Last year, a few video game publishers started withholding online multiplayer from used video games unless buyers paid $10 for an activation code. I figured that was just the beginning of the attack on second-hand sales.
Sure enough, SOCOM 4: U.S. Navy Seals charts a new course in punishing used game buyers, and it’s at once better and worse than the status quo of $10 online passes.
As described on the official Playstation Blog, SOCOM 4 will let all players access the game’s multiplayer portion — as it should, because online play has always been SOCOM’s main attraction — but used game buyers will miss out on special guns, game types, and other perks to be added later. To get these features with a used copy of the game, you’ll have to buy a $15 activation code.
Sony’s spinning this bundle of features, dubbed “SOCOM Pro,” as an enhancement for new game buyers, rather than a drawback for used copies. It’s semantics, sure, but it’s also the direction in which these used game restrictions should be going.

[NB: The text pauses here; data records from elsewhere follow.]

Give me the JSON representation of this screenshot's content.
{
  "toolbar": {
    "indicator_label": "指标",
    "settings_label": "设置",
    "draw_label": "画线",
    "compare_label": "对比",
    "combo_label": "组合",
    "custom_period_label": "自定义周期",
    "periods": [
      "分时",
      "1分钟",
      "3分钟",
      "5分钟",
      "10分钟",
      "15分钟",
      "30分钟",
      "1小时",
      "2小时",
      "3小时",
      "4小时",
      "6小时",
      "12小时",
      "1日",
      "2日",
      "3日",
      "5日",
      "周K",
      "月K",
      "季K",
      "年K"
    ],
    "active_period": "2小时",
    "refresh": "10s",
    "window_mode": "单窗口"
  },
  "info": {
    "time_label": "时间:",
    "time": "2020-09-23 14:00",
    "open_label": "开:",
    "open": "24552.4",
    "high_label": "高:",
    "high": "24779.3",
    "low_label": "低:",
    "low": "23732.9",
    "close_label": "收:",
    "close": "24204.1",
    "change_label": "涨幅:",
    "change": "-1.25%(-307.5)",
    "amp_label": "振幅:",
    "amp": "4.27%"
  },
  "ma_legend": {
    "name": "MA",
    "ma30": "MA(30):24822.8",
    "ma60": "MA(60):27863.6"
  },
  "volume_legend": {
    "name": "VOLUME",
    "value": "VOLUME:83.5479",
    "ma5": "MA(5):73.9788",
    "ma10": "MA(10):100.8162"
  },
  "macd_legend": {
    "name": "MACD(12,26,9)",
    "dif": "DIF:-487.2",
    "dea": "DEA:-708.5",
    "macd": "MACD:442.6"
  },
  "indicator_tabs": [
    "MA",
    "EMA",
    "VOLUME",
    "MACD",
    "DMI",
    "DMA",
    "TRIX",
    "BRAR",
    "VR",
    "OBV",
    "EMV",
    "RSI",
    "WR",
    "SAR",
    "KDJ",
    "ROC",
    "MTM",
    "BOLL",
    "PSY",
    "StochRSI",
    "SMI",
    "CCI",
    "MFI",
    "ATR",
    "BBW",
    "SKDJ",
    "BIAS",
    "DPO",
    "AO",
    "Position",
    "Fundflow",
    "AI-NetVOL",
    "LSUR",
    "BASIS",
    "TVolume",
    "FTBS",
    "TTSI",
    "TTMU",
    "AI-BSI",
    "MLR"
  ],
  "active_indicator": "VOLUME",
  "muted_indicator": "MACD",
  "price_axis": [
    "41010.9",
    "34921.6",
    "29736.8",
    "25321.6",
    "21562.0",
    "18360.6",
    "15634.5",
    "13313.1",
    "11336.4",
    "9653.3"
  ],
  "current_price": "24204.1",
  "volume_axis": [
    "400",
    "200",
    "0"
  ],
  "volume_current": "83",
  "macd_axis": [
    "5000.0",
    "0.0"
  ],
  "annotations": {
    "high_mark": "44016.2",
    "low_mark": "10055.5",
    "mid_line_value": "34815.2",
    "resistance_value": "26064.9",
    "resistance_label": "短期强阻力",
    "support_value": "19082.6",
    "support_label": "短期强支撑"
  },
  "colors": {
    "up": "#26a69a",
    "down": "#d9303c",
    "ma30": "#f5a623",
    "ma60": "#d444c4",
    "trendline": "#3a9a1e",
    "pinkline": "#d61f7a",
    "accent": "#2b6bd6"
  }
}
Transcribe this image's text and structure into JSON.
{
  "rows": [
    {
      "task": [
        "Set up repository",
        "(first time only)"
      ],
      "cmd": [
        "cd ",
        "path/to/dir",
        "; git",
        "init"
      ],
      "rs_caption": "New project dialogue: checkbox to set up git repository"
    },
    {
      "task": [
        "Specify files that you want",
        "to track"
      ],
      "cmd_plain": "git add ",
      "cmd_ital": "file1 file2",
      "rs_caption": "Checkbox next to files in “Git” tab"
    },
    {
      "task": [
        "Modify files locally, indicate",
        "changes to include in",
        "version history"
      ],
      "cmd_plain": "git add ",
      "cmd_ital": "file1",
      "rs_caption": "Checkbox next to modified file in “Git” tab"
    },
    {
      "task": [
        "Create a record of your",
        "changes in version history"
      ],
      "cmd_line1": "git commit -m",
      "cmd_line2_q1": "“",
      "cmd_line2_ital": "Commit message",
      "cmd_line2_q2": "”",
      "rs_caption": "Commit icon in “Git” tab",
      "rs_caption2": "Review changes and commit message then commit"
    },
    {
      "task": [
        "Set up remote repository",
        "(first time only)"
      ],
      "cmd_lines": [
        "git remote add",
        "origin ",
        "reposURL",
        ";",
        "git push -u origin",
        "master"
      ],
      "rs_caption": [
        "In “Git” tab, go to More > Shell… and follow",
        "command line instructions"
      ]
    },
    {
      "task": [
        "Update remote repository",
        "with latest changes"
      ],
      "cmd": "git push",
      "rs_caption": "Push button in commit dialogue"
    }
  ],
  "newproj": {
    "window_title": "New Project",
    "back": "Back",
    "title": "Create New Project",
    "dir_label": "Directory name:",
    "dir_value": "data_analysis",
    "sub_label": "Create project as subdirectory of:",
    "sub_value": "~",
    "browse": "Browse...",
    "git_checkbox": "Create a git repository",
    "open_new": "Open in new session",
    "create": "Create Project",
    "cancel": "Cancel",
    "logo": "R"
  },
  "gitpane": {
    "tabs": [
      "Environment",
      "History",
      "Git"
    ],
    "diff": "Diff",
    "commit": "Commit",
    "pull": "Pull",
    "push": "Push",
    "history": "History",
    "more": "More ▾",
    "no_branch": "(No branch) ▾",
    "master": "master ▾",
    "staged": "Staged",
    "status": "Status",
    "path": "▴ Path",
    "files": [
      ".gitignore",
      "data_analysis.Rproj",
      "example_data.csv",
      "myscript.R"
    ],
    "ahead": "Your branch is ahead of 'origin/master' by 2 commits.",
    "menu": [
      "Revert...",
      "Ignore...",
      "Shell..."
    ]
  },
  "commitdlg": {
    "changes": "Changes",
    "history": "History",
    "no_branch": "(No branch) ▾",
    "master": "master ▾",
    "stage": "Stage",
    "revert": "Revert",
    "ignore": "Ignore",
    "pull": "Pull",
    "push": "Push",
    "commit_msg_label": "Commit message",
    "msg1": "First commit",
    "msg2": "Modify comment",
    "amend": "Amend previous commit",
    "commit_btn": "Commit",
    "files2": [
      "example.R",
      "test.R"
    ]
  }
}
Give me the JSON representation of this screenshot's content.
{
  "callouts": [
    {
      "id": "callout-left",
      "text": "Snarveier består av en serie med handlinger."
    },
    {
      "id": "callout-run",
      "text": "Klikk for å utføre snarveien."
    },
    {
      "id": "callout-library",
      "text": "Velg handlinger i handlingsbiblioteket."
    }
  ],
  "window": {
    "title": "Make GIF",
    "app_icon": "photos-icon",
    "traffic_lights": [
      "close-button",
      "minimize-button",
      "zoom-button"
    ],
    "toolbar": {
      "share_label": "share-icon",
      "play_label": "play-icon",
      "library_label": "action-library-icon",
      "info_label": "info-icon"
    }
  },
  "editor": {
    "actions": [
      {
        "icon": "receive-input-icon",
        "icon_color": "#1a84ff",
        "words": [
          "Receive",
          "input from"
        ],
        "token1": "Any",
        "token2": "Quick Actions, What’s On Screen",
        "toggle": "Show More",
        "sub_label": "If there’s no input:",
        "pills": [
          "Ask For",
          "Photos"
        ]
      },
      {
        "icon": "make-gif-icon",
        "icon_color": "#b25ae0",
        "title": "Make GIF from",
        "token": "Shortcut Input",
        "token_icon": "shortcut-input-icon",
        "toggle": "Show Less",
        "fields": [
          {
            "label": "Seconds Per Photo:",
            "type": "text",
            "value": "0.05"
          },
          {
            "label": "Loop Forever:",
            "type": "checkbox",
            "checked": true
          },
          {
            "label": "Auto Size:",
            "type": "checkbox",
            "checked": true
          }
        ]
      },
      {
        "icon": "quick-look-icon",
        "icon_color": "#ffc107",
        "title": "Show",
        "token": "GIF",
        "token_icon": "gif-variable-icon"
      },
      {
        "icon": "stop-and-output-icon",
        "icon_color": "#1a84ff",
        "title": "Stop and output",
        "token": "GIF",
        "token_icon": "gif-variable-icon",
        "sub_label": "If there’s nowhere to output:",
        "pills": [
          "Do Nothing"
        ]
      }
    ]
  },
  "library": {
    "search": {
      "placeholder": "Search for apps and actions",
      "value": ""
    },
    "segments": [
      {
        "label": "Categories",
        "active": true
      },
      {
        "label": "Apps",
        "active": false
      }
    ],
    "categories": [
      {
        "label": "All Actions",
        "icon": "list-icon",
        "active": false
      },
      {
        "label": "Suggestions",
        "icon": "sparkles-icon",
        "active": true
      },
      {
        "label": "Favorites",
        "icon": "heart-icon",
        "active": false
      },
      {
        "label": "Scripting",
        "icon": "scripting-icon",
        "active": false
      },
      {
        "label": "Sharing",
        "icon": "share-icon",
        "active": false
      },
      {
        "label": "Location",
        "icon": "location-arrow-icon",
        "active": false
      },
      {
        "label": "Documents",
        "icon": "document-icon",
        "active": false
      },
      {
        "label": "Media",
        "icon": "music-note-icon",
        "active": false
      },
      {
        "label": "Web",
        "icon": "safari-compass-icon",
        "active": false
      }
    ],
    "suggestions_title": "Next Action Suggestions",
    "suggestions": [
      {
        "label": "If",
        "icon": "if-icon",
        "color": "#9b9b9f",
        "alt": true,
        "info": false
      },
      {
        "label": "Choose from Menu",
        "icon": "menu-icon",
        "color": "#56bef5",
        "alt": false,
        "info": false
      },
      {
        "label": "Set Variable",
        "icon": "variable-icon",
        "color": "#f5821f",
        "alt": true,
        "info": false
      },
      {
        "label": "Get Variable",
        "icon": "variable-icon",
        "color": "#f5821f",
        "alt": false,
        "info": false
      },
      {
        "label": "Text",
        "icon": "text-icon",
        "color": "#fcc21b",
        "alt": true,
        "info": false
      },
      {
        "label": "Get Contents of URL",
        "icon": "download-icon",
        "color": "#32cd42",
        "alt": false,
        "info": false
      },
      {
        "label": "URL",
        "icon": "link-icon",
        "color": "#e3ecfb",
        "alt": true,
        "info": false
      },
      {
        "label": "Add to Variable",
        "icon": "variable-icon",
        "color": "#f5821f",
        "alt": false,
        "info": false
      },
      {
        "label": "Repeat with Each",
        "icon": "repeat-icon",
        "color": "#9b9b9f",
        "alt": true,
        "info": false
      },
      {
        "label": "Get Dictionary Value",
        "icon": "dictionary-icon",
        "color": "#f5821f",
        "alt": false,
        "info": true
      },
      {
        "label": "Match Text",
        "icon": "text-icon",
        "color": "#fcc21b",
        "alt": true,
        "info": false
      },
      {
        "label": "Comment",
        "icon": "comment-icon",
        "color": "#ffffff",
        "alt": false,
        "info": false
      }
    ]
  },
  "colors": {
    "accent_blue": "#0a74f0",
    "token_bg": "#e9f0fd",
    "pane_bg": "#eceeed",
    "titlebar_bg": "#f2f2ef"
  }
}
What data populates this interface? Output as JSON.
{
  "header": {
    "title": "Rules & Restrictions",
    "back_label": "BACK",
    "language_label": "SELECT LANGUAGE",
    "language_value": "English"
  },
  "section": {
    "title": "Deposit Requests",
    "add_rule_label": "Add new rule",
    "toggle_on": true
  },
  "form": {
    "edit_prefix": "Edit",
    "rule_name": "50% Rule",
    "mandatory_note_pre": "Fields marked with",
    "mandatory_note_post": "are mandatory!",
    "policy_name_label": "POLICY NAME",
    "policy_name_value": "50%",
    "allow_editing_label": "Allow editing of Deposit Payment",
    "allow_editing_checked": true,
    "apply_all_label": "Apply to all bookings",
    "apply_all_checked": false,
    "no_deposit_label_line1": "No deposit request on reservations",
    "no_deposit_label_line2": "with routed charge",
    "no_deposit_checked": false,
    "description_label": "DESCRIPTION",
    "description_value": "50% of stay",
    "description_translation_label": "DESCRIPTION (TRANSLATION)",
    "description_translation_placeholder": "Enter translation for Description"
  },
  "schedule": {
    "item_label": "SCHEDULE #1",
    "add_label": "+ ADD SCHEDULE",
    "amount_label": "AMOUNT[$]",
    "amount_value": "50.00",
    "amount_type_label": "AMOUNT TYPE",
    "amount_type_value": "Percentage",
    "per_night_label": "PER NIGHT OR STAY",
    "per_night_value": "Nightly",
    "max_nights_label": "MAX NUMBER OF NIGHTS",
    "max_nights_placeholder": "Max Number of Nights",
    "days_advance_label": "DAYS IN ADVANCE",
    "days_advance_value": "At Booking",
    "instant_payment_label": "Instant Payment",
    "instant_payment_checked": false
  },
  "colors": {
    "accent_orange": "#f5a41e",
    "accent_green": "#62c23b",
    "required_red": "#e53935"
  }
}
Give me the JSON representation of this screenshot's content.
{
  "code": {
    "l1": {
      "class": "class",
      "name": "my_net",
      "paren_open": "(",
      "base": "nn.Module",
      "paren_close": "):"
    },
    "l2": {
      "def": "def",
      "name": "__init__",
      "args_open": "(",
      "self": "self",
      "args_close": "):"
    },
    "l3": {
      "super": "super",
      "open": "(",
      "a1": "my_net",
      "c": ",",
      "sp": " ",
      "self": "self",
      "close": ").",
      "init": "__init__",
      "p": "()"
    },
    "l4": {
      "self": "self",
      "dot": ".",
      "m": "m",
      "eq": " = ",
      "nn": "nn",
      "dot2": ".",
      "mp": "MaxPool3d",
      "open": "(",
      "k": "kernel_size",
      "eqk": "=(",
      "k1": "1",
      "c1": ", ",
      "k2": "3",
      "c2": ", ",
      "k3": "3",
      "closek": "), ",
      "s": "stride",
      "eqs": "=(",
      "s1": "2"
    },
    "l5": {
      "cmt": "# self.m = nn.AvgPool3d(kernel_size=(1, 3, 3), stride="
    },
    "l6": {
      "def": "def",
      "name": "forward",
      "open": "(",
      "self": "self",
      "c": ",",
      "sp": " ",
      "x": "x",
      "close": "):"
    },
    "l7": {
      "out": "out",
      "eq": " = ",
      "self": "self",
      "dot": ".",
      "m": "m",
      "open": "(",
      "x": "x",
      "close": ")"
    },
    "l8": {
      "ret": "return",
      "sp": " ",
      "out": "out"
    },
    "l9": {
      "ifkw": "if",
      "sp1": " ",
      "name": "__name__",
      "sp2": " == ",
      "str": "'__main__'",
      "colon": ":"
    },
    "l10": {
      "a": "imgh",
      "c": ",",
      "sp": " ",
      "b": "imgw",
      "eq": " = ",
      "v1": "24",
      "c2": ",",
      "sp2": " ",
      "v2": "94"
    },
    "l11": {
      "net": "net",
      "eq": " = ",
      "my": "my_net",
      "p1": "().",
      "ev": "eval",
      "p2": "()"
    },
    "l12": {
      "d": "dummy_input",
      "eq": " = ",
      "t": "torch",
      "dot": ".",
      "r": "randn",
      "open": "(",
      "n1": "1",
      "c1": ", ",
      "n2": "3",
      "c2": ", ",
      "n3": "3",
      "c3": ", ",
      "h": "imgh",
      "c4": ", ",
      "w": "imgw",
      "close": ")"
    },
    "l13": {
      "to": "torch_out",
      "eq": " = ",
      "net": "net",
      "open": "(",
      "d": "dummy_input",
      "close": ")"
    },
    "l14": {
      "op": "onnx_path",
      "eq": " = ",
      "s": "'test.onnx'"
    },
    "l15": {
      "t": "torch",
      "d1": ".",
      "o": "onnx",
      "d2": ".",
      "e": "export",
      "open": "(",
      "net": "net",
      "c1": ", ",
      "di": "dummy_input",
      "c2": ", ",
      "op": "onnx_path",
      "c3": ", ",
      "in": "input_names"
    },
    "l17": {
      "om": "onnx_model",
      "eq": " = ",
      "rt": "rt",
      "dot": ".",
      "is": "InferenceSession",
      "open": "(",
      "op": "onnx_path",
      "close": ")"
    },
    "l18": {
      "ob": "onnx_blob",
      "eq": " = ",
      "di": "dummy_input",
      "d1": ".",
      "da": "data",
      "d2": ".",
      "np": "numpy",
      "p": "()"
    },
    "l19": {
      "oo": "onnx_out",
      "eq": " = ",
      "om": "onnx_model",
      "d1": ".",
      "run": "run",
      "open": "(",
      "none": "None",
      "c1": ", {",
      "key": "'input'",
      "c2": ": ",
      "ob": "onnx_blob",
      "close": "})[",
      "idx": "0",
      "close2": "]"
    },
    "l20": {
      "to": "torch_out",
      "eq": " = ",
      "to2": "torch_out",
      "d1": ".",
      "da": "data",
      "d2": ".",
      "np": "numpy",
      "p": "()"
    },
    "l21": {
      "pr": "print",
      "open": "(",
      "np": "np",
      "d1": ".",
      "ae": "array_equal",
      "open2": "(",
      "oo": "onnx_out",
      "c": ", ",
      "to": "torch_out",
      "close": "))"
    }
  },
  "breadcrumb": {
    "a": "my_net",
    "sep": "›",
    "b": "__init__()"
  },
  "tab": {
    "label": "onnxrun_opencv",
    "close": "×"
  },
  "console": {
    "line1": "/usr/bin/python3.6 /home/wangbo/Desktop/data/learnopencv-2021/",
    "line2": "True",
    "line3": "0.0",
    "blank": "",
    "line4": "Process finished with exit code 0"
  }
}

Multiplayer paywalls do little to entice the customer. Players need to get hooked if they’re expected to pay for extra features, and two-day trials, like the ones Electronic Arts offers with its used games, don’t cut it. Sony’s approach with SOCOM Pro is more like some of the “Lite” apps you find in the iOS App Store. They’re enough to enjoy on their own, but a subset of players will be interested enough to pay extra for more features.
My concern is still that over time, publishers will hide more features behind activation codes, so the used version is barely worth buying. SOCOM 4 is another step in that direction.